Getting and being divorced is venturing into the unfamiliar. Sometimes, we may feel like we wish we would have stayed with ex because at least we knew what to expect. Our lives may not have been perfect, but they were familiar. For me, I do not miss ex. What had become familiar to me was doing things on my own. A friend pointed out to me that for some time prior to my divorce, I had been making all the financial decisions, familial decisions, etc. anyway.

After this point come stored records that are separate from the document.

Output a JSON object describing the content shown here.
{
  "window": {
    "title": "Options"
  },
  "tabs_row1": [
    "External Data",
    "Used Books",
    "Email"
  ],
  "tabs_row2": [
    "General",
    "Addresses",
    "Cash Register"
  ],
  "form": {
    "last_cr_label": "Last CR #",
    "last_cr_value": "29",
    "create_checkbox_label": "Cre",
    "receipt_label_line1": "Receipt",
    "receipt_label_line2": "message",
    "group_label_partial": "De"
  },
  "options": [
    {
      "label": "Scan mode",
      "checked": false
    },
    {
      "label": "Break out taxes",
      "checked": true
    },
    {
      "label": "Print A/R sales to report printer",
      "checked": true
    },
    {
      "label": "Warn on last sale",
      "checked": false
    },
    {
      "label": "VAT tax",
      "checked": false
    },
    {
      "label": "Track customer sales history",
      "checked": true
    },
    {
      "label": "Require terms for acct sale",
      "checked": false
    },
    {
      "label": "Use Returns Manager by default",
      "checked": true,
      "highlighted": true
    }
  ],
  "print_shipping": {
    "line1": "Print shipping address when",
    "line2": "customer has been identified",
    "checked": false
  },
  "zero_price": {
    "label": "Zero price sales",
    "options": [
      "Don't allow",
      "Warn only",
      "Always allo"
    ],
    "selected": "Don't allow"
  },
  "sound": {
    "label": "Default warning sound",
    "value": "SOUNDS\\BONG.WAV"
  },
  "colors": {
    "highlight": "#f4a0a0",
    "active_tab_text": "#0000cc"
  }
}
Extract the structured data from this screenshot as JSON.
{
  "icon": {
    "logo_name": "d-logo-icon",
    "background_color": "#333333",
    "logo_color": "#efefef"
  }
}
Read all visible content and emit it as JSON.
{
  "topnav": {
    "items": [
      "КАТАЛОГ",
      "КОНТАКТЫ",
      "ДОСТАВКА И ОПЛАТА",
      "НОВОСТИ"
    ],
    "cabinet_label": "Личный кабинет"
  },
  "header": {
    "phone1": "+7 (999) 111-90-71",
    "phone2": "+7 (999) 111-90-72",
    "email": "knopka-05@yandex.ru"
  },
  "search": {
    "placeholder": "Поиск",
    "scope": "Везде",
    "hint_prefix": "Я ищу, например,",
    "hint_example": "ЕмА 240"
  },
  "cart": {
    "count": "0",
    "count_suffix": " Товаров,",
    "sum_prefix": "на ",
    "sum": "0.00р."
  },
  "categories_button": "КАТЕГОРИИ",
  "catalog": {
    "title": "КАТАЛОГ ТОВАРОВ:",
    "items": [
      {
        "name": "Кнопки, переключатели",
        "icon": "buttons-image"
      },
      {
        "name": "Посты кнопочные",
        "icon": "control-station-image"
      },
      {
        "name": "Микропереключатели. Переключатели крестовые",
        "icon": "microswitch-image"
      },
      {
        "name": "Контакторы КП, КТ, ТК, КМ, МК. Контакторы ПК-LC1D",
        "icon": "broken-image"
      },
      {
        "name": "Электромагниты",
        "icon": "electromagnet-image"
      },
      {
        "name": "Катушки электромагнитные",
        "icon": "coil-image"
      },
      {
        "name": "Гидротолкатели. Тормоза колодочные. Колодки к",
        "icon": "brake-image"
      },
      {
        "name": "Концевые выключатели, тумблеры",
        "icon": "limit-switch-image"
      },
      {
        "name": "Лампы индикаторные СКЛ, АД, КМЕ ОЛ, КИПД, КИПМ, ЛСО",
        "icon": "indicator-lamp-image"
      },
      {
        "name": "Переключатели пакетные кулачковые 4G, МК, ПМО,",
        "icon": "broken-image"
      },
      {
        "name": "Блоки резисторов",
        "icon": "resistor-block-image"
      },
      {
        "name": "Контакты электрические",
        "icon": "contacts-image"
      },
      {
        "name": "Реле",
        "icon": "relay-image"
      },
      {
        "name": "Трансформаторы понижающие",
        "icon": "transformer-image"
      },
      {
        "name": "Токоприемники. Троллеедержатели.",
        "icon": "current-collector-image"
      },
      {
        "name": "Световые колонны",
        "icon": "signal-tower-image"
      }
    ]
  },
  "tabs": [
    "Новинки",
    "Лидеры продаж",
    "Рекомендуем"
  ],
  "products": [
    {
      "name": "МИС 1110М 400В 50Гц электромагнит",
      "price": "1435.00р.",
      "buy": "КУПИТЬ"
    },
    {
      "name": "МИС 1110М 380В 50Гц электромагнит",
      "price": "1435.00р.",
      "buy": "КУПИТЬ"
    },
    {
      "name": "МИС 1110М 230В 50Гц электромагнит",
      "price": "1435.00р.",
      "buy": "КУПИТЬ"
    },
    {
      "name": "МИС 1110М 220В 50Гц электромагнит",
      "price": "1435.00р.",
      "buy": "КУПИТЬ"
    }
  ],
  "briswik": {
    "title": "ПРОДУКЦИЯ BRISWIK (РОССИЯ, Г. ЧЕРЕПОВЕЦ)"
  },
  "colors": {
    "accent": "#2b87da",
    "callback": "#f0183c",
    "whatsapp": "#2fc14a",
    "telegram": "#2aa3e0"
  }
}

You may feel like you miss the familiarity of your ex even though your marriage was bad. Would you prefer to stay in that toxic relationship? Heavens, no! Neither did I! It was scary to venture forth on my own. I learned a great deal about myself in the days following my divorce. I learned I could make good decisions. I learned what a peaceful existence felt like. I learned that I didn’t have to walk around angry or suspicious all the time. I learned that I could live on my own.

I learned to use resources at my disposal – a counselor, a financial class, my friends and my church, my bank. I developed a new routine in my life and embraced a new normal. Seven years later, I see that I have changed for the better. I do not miss the chaos and darkness my life had become in my marriage. Now I know order and peace. Give yourself grace as you develop confidence and find your new normal. Stay tuned . . . .

You Are NOT Damaged Goods

My hat is off to those women who have escaped an abusive relationship. Some have walked away (barely) and some have been pushed away. No matter how you left that relationship, you are free. You may not feel the exhilaration that comes with freedom, but in time, you will.

I experienced emotional abuse. It took a while to untangle the tentacles that accompany that type of abuse – co-dependency. But I did find freedom. Please know that in no way do I want to downplay the pain of physical abuse. I know it takes a great deal of courage to walk away from that.

For several months, I felt like I was damaged – could I trust my emotions? Could I trust that I wouldn’t get angry with Cycle Dude? Could I trust that he was where he told me he was? Could I trust that those texts were only from his children and not from another woman? Could I trust that he was not going to bad places on the computer? I had to make a decision – and I had to get help.

I had to make a decision to trust Cycle Dude. I had to make a decision to trust myself with him. I had to talk to someone about my battered emotions. I had to get help for PTSD. I am so glad I had friends to help me along the way. Encouraging Friend prayed with me, she cried with me and she sent me notes of encouragement. Practical Friend dug deep into my wounded soul and spread the balm of authentic friendship and love over the pain she found there. I am forever in these two ladies’ debt – they saved my life.

Dear one, know that you are NOT damaged goods. With time and help, you will be free again, you will be whole again and you will be able to love again. Give yourself the grace and time to heal. Hugs!! Stay tuned. . . .

(The photo at the top of this post is a white trillium – a wildflower common in the mountains of this part of the country. It is beautiful and, to me, it represents the purity of hope.)